Biography Part III


The applause was not mere hand clapping, but it seemed to be explosions of passion.
The cheers became overwhelming. Caruso gave an encore, as soon as I, surprised by that insistent, intoxicating storm, was able to calm down and start conducting again. The delirium was ecstatic and then there was a second encore and then another. The third act was a crescendo of enthusiasm... Fedora had been consecrated with the new star. Caruso's voice had conquered everyone's heart.

Umberto Giordano, composer of Fedora; the performance was conducted by the composer, who recalls the response to the aria Amor ti vieta.

Three years later - on the 15th of March 1895 - Caruso had his debut as an opera singer at a small theater in Napoli. The following two years he sung at various theaters in the south of Italy. In the summer of 1897 Giacomo Puccini was looking for a lead tenor for "'La Bohéme" in Livorno. Caruso auditioned for the role and Puccini was so impressed with the voice of young Caruso that he allegedly mumbled "Who sent you to me? God Himself?"

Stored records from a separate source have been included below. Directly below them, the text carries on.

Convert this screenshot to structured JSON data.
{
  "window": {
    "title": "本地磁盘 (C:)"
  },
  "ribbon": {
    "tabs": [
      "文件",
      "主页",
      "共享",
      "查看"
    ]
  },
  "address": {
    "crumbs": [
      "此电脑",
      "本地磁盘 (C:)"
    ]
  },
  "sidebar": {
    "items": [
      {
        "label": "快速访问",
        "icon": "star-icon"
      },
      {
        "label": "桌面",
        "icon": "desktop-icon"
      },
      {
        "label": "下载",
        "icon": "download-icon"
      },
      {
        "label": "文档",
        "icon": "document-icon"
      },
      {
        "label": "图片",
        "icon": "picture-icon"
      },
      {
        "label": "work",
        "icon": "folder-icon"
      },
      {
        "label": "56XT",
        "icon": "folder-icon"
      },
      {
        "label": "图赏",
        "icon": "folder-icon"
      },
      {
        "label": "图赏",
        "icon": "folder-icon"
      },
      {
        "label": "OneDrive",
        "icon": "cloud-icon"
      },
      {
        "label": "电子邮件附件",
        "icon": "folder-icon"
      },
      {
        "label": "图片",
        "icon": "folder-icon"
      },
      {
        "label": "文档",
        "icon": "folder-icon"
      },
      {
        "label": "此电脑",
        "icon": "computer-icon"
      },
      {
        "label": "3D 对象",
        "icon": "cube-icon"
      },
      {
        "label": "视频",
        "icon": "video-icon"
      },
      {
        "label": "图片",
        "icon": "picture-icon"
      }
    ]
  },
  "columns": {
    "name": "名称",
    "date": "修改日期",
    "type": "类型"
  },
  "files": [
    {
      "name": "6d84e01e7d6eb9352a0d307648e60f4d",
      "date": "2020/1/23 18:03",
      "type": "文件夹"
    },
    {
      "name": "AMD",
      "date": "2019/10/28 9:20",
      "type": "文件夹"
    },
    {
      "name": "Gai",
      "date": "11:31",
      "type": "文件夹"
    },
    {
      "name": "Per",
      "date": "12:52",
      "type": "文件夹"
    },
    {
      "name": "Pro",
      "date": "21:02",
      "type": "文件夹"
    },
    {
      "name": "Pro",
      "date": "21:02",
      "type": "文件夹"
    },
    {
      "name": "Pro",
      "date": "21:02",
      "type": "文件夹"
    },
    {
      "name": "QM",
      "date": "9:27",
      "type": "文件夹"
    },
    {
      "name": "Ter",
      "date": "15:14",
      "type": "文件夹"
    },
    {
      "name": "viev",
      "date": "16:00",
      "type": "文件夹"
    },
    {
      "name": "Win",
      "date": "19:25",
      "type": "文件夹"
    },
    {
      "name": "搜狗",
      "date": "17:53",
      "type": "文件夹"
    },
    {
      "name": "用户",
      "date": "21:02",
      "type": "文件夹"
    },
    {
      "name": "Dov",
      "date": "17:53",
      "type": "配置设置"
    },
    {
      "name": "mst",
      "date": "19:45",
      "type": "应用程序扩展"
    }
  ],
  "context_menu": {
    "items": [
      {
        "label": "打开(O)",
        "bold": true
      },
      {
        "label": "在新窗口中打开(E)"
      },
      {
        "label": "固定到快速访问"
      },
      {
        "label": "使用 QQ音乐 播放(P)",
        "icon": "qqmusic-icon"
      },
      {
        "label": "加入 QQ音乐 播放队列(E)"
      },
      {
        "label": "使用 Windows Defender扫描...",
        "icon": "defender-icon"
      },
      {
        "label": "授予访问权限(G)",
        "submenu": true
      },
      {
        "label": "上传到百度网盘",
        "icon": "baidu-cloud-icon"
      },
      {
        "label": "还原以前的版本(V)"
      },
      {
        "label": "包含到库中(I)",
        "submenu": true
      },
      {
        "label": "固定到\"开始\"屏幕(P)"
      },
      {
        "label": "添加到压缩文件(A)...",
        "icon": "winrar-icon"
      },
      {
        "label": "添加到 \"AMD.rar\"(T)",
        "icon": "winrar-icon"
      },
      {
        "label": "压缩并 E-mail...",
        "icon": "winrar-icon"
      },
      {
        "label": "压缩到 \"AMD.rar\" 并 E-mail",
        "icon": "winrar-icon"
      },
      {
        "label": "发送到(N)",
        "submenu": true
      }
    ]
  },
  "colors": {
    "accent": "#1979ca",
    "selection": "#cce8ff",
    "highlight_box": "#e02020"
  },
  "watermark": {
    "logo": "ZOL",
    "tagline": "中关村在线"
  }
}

National acclaim came in 1898 when he created the role of Loris in Umberto Giordano's "Fedora". His debut at the noted La Scala in Milan was in "La Bohéme" in 1900. In 1902 he sang with Nellie Melba at Monte Carlo and then at London's Covent Garden, in Rome and Lisbon, and in South America.

Caruso's first record contract (with The Gramophone and Typewriter Company) was signed in April 1902. 10 arias were recorded at the Grand Hotel i Milano (within 2 hours...). Caruso was paid 10 pounds for each aria. They were released in May 1902 when Caruso made his debut at the Covent Garden Opera in Verdi's "Rigoletto".

With the help of the banker Pasquale Simonelli he travelled to New York in 1903 where he had his debut at the Metropolitan Opera in November the same year. For the next 16 seasons at the MET he had a total of 607 performances in 37 different operas.

Click above to listen to:
"La mia canzone"
(Song in Italian - Tosti, Paolo)
• Recorded 07-01-1915 •
More information here

Random Quote (view all here)

Richard Tauber:

"I treasure Caruso's records as the greatest and finest lesson any singer could possibly have. None of us living tenors could possibly stand any comparison with that voice. It makes me realise how little I have achieved." [From Richard Tauber, by Diana Napier Tauber, London 1949, page 61-2] On 28 May 1938, the eve of sailing from Naples for his Australian tour, Tauber visited Caruso's Mausoleum to pay his respects to the great tenor.